Drakensberg

 

 

 

 

 

 

Nelson Mandela Capture Site

The Nelson Mandela Capture Site is one of South Africa’s more interesting historical sites. It was unveiled in 2012 by President Jacob Zuma, and is made up of steel columns, which represent Mandela’s imprisonment before being exiled to Robben Island. It is designed by artist Marco Cianfanelli. To gather more information about South Africa’s political history the site also features a museum.

Treetop Canopy Tours

If you love adventure Karkloof Forest Reserve situated 10 km outside of Howick is a must visit. Over the forest canopy you can go for long slides, enjoy a mesmerising 15-metre-high waterfall and view of the beautiful Karkloof valley. The canopies are the best way to enjoy the scenery.

Howick Falls

The Howick Falls is a popular tourist attraction and are located on the Umgeni River at 95 metres high. There are several shops selling souvenirs and curios, as well as restaurants. The legend is that a giant serpent-like creature called Inkanyamba resides at the pool at the bottom of the falls.

WESSA

A visit to WESSA (The Wildlife and Environment Society of South Africa) is a bird lover’s paradise. The greater reserve is home to zebra, giraffe, and a variety of antelope as well as over 270 species of birds. Most of the reserve is located in the picturesque gorge below the Howick Falls.

Zulu Mpophomeni Township Experience

The award winning The Zulu Mpophomeni Tourism Experience (ZMTE) is a non-profit organisation. You will get to know the history of the area if you tour this picturesque township.

Drakensberg

The Drakensberg Mountains is stunningly beautiful. These famous peaks is a must visit though they’re not technically in the midlands. In 2000 the uKhahlamba-Drakensberg Park was named a UNESCO World Heritage Site. Many threatened species have been preserved here. This place is definitely not to be missed as there are more than 30000 San rock art images, rocky gorges, pristine steep-sided river valleys, and high-altitude grasslands.

Michaelhouse

Michaelhouse famous for its distinctive and beautiful architecture is one of South Africa’s most famous schools. Situated on a secure estate in the picturesque midlands it was founded in 1896.

Nottingham Road

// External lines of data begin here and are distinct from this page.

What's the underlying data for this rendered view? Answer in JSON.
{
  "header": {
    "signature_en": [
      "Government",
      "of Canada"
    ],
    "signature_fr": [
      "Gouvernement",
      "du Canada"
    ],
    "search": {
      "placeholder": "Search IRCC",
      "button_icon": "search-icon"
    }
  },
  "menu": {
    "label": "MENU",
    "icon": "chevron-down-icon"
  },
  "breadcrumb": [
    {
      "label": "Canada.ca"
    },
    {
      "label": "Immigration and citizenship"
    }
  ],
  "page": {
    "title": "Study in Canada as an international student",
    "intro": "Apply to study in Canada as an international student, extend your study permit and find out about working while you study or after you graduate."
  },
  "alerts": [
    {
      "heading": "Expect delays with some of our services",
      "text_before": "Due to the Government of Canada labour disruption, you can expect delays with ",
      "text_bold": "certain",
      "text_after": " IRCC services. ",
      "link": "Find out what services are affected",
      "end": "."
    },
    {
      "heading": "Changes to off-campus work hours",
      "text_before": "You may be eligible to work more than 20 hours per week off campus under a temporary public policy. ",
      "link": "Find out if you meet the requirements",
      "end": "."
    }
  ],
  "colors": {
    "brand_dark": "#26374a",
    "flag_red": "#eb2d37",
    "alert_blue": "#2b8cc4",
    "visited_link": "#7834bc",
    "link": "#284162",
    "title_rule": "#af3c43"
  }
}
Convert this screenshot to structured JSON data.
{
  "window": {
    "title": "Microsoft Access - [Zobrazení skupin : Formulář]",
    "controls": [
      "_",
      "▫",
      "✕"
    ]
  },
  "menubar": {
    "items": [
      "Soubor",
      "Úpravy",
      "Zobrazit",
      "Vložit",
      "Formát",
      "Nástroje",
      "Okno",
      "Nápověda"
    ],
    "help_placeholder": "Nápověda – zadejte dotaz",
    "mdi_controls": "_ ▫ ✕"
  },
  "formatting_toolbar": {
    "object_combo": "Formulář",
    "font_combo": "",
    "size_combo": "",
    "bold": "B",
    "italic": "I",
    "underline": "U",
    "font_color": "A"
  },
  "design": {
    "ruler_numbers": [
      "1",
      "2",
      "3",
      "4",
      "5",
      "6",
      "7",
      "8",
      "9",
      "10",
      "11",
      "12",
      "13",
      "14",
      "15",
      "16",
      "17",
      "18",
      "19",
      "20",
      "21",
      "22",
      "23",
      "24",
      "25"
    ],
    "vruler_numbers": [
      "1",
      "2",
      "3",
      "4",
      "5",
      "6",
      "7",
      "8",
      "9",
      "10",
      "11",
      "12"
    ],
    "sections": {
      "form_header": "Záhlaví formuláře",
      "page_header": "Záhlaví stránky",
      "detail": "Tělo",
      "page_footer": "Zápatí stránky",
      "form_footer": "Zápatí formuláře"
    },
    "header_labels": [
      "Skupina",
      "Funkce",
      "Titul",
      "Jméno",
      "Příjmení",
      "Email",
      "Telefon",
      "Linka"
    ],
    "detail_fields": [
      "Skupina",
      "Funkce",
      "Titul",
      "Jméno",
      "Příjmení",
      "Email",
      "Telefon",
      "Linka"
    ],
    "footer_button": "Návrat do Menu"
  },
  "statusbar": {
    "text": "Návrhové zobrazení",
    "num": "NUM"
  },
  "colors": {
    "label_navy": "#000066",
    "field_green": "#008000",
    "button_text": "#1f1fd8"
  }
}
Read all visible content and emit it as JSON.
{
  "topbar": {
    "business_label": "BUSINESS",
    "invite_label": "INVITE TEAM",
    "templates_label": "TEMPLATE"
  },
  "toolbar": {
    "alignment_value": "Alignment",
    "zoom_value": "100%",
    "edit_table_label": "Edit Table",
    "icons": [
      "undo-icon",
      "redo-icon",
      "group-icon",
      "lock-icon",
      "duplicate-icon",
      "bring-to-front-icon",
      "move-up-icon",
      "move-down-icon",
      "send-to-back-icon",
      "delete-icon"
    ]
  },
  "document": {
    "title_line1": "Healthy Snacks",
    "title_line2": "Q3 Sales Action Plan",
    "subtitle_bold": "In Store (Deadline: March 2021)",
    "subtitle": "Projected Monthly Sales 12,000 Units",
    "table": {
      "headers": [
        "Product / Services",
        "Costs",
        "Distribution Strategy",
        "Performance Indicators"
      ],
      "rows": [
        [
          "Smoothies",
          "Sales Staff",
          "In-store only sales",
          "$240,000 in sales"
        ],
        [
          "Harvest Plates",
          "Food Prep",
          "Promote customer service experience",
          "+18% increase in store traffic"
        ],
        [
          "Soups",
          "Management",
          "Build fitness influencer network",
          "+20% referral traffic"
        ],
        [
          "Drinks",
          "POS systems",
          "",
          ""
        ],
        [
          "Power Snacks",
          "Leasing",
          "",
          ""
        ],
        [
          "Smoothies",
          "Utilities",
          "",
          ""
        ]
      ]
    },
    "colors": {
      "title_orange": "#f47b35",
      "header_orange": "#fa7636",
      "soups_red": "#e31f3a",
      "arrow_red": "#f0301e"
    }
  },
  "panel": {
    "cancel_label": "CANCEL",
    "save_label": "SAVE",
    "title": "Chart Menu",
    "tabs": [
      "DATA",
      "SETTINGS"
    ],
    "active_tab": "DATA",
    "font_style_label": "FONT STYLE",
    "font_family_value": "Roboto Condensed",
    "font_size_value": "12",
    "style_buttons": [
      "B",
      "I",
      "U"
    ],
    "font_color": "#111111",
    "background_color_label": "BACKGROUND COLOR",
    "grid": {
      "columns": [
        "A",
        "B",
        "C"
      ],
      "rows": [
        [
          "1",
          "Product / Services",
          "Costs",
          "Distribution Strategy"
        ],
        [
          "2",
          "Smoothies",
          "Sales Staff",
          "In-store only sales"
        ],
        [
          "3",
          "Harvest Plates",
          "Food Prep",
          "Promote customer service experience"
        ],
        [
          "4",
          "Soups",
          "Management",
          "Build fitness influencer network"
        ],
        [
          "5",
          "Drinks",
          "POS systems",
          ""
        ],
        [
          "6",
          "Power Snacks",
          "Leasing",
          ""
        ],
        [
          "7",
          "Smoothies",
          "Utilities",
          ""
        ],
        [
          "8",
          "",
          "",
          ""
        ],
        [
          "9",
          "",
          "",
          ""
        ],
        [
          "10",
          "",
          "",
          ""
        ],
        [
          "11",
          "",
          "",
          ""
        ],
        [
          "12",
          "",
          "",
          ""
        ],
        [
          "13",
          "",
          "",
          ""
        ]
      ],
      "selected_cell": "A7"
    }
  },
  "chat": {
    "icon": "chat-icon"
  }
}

You will easily miss this quaint little town of Nottingham Road if you don’t keep a close watch. The beautiful town has many interesting spots for visitors. If you love all things supernatural, a cosy pub at the Legendary Nottingham Road Hotel is a must visit. Locals believe that the Room no 10 in the pub is haunted by a lady ‘of loose morals’. Rawdon’s Hotel’s Nottingham Road Brewery is also a must visit when you are in town.

Chocolate and cheese tasting

Without a bit of cheese tasting at the family-run Swissland Cheesery a visit to the midlands wouldn’t be complete. Visitors can sample a range of goat’s cheese, including chevin and a mild blue cheese at the cheesery. It is also a great location where you will find grazing goats on lush green lawns. You can also learn about the traditional cheese-making practice that is followed here.